Discussions stalled after Kirk’s sudden death in office in 1974 but continued nonetheless throughout the next decade until 3 December 1981 when Te Māori was launched by Prime Minister, Robert Muldoon.

However, it would not be a further three years until shipments of precious tribal artefacts would leave New Zealand, bound for the USA, on June 12, 1984.

Te Māori in the USA

On 10 September 1984, Te Māori finally opened in New York, followed closely by openings in St Louis (February 21 1985) and San Francisco (July 9, 1985). On June 8, 1986, the Te Maori exhibition ended its American tour in Chicago before beginning the long journey home.

The success of Te Māori can be measured at many levels; attendance levels alone attested to the popularity of the exhibitions. A total of 621,000 American people viewed the exhibitions, spread through the four major American cities, with a further 66,500 people attending special promotional concerts.

When writing of the responses of American audiences to the Te Māori exhibitions in the United States, Professor Hirini Moko Mead wrote that Te Māori had demonstrated ‘a great interest among the museum-going public of the United States in our performing arts.’

We misjudged this interest in New York, wrote Mead, and allowed for only one full performance by our Te Maāri cultural team.

‘The result was that several hundred disappointed people were turned away. In addition, the team that toured the country on behalf of Tourist and Publicity also drew capacity houses. Obviously there was a message there to be read and understood by us.’

The state of Māori art

Mead reflected further on Te Māori, and its importance to New Zealand in the spirit of Sesquentenary. The state of Maāri arts, he wrote, provided a measure of the spirit and well-being of the culture and of the people. If the arts were neglected, chances were that the culture was in poor shape – ‘it is at war or has been defeated already, it has just suffered a disaster of some kind, or it is a minority that is invisible in the larger society.’
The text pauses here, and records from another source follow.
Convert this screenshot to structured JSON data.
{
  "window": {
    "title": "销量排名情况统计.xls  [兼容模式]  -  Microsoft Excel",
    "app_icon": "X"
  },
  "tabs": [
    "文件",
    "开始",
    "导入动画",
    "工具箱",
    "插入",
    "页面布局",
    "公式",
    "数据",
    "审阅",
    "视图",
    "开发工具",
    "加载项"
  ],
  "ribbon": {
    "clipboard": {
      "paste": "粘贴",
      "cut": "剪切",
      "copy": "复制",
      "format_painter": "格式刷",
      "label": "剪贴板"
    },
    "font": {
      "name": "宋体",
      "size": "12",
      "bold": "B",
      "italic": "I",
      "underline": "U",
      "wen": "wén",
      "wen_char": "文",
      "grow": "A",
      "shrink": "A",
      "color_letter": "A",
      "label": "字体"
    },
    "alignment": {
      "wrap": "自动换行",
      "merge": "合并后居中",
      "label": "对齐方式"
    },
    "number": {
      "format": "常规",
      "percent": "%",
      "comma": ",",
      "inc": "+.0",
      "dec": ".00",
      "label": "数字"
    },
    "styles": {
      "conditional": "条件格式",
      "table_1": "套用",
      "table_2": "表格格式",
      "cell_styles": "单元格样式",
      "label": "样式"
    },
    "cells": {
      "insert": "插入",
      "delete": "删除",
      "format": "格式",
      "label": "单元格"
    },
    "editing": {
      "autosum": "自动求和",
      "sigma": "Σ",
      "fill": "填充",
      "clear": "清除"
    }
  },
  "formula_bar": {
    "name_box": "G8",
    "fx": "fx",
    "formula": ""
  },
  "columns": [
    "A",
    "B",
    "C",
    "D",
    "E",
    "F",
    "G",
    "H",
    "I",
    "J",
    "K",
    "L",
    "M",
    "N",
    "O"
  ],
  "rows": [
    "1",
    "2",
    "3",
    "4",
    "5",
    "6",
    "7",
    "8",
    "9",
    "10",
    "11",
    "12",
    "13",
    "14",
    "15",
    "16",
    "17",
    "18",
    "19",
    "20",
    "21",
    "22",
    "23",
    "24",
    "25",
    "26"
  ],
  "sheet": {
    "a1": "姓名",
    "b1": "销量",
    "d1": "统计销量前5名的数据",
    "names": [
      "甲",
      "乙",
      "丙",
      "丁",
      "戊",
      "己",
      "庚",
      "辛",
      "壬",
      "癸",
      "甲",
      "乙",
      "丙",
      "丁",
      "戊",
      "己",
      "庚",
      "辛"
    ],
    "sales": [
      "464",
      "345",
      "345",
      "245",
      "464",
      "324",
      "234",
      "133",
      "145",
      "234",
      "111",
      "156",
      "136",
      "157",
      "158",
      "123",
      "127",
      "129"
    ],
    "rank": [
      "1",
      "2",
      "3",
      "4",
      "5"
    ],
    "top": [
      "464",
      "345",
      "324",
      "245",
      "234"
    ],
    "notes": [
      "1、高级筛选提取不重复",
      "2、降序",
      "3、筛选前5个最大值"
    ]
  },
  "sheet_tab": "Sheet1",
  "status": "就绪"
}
Māori arts and treasures were important to Māori and to the nation. They acted as ‘powerful links between our past and present. Many were revered as living beings and cherished for the mana they embodied.’ They reminded us of the centrality of things Māori in Aotearoa.

Art and spirit connected

Ngahuia Te Awekotuku agreed with Mead’s assessment. ‘The connections between the art and spirit’, she wrote, ‘permeate our world so profoundly that to isolate and analyse it is almost like threatening the very fabric itself.’ Spirituality and art making, she argued, had formed an integral part of the Māori world view from ancient times until the present, guiding the earliest ocean-going waka and ensuring their successful journey Aotearoa.

In 1990, during the Sesquentenary, a potent sense of the ‘power of Māori arts forms’ was evident and much celebrated.

But to Māori, these treasures – feather cloaks, canoe prows, pendants and multitude of other artefacts – were more than objects of art. ‘They were living entities which carried the mana of those who made them and passed them on to the generations of today.’

In a sense, said Te Awekotuku, these artefacts were ‘people’. They were revered as if they were the ancestors that they honoured. They were called taonga tuku iho, the treasurers handed down, and their history sometimes reached as far back as Hawaiki, the Polynesian homeland of the Māori.